Most of you who read this have made the one-arm dumbbell row, and you know how effective it is to build a big, wide back.
How do you position your body for this exercise? Have you used a shallow bench and focused on keeping your upper body parallel to the ground to hit your lower lats? Or did you lean against something higher to hit the upper lats and back?
Both possibilities work; I do not advocate rapprochement with the other. Instead, I'd like to show you how to get the most out of both worlds.
The answer is an adjustable bank.
Yes, that was it's. Simple, right? If you have an adjustable bank in the one-armed row, you have the option to run a superset and a dropset at the same time. The result is a complete impact of the upper back.
Start positioning the adjustable bench at an angle of 30 to 45 degrees, depending on your preferences. Start with your weaker arm and row by pulling the dumbbell straight up. Focus not only on your lats, but also on the rest of the upper back, including the rhomboids, rear tiller and traps. Do 8 to 1
This is where the drop comes into play: lower the angle of the bench so that it is flat. This is the second part of your one arm superset. Get back in position and continue to rip, this time by pulling the weight diagonally to the hip. This moves the focus towards the middle back and bottom lat. Perform the same number of repetitions as in the gradient.
Now you do the same for the other side. Lift the corner of the bench and change arms. Do the same number of repetitions as on the first page. When you're done here, you can finally take your break.
In the next sentence, start with the bank flat and set it to the second level. This means that the lower lats get attention at the beginning of the set. Still start with your weaker side.
One more Twist

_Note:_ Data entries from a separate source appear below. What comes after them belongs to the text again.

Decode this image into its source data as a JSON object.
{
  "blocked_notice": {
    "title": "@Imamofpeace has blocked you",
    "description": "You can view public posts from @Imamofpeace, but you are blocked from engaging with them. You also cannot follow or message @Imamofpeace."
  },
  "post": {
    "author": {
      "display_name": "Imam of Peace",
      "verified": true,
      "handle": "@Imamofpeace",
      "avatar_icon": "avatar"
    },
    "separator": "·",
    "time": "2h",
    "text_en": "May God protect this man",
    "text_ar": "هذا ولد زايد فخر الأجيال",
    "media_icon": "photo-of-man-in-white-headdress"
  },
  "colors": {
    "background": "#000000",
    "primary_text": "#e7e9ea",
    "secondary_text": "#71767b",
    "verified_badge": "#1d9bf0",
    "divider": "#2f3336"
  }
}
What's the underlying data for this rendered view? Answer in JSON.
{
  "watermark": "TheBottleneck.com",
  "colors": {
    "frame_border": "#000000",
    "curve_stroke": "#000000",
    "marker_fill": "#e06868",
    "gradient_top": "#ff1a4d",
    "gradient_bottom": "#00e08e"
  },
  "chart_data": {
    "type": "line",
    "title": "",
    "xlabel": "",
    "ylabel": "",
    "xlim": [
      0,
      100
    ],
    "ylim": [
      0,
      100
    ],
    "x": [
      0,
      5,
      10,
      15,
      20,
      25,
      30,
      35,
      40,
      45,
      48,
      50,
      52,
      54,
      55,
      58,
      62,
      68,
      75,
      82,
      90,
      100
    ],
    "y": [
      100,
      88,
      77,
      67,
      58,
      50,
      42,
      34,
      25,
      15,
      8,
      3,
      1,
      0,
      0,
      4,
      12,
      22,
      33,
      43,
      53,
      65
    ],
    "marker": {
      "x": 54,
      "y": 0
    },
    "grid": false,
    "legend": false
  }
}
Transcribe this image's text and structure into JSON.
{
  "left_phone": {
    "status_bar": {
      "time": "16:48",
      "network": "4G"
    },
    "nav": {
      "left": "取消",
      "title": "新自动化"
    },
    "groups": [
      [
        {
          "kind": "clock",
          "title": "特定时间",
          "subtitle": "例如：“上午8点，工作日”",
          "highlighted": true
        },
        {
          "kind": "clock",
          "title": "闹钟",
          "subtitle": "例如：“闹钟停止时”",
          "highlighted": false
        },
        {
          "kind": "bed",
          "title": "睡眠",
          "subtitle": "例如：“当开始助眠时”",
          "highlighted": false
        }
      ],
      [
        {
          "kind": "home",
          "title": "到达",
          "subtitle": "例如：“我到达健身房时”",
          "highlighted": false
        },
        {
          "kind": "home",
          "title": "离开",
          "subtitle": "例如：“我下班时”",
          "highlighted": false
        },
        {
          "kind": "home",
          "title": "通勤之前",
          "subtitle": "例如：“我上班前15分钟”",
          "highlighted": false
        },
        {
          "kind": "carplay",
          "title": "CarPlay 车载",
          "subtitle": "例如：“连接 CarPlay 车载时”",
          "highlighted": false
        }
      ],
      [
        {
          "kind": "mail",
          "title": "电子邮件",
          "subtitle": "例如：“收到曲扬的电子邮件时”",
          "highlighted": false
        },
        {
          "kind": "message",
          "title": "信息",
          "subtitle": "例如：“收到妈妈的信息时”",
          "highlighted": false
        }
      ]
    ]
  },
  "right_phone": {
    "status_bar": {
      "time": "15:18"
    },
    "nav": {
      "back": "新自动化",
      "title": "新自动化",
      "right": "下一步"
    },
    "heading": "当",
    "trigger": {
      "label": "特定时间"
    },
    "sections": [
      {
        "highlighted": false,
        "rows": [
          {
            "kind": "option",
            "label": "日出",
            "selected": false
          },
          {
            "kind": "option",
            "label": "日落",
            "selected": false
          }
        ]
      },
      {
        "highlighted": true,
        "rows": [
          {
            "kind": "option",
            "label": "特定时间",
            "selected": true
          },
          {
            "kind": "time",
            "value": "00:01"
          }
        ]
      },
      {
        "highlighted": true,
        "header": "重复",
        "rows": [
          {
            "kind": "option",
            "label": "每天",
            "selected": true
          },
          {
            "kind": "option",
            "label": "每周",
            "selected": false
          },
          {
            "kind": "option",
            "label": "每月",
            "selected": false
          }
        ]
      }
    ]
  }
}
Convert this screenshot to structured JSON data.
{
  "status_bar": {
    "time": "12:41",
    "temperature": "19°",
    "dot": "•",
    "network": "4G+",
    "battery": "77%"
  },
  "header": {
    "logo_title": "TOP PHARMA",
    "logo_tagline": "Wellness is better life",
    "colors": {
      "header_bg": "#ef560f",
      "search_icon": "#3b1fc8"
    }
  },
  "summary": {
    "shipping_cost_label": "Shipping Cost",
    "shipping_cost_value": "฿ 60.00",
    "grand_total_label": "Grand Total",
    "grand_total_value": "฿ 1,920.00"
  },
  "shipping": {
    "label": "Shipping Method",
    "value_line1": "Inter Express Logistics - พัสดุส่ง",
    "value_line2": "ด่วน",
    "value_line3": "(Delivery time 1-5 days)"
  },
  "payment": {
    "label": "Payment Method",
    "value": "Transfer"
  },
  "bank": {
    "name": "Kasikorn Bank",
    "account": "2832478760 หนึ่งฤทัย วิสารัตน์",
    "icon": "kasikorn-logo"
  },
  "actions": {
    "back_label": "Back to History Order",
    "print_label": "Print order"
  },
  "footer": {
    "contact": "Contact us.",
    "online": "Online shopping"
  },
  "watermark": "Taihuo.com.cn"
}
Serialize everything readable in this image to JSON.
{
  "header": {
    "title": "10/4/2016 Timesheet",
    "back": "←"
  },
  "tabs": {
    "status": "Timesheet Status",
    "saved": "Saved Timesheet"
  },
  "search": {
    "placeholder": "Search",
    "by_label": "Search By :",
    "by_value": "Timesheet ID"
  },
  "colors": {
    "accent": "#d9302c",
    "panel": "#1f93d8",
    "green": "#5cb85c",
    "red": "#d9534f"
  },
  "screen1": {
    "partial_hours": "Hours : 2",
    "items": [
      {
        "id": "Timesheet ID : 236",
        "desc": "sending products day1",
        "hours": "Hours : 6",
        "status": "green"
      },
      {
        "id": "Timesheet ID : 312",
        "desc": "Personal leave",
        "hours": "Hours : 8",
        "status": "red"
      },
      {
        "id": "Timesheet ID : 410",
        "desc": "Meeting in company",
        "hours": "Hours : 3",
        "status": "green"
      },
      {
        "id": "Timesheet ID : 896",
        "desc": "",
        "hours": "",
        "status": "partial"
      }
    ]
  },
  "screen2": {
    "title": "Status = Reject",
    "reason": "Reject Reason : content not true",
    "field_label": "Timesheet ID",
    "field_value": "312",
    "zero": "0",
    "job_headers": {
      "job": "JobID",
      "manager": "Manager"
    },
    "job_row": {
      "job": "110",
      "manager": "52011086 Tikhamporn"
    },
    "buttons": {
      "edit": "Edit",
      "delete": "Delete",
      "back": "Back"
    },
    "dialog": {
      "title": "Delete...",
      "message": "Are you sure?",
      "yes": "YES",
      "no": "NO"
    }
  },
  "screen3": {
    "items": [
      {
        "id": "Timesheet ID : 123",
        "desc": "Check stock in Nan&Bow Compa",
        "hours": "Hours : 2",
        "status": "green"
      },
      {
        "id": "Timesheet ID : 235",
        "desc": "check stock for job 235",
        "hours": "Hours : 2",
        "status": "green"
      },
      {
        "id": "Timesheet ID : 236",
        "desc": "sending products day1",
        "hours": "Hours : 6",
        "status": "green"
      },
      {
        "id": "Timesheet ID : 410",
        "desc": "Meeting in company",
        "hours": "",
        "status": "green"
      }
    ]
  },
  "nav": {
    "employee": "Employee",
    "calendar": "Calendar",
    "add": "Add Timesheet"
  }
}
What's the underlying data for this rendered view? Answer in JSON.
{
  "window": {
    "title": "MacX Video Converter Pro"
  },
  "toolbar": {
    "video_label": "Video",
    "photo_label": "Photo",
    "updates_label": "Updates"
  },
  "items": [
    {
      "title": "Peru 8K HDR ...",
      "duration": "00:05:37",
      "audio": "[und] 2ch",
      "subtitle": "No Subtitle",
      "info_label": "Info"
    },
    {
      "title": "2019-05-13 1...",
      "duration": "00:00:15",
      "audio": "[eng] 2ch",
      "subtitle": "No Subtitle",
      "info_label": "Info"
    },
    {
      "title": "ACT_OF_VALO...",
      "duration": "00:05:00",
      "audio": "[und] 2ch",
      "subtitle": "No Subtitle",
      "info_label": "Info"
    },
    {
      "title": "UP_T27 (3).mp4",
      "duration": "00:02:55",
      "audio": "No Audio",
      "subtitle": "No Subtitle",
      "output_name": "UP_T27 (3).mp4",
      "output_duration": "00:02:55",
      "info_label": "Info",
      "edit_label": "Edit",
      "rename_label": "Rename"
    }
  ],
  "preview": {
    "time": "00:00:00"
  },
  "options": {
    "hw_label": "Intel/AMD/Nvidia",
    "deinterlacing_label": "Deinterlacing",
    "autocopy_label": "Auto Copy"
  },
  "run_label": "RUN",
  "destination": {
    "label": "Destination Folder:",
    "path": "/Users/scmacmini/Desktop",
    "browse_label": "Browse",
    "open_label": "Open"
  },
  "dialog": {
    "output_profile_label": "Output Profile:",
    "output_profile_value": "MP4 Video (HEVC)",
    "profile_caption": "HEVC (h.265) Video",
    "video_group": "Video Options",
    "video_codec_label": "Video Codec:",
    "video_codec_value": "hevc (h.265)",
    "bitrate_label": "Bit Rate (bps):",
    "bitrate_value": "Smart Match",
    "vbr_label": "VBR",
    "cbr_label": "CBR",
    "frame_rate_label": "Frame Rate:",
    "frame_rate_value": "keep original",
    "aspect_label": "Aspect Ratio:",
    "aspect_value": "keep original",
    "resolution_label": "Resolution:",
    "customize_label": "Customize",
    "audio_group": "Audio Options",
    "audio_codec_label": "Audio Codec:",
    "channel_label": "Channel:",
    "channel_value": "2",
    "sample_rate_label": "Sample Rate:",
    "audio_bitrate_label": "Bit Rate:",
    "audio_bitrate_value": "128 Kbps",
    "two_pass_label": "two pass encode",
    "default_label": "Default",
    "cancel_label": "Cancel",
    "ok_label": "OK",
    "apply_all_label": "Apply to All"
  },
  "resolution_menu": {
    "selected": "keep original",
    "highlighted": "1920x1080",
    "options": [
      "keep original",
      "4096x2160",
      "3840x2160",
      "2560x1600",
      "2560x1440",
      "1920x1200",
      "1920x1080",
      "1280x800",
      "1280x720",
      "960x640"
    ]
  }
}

There is another way to do this and see tremendous benefits in your back. You can do repetitions with both sides on the slope, reduce the angle, and then do the repeats on both sides with the flat bench. You may find that you can do a few more repetitions per page because you have this short break while the other side is working. Next, start with the bench flat, do repetitions on both sides, then adjust the angle before continuing!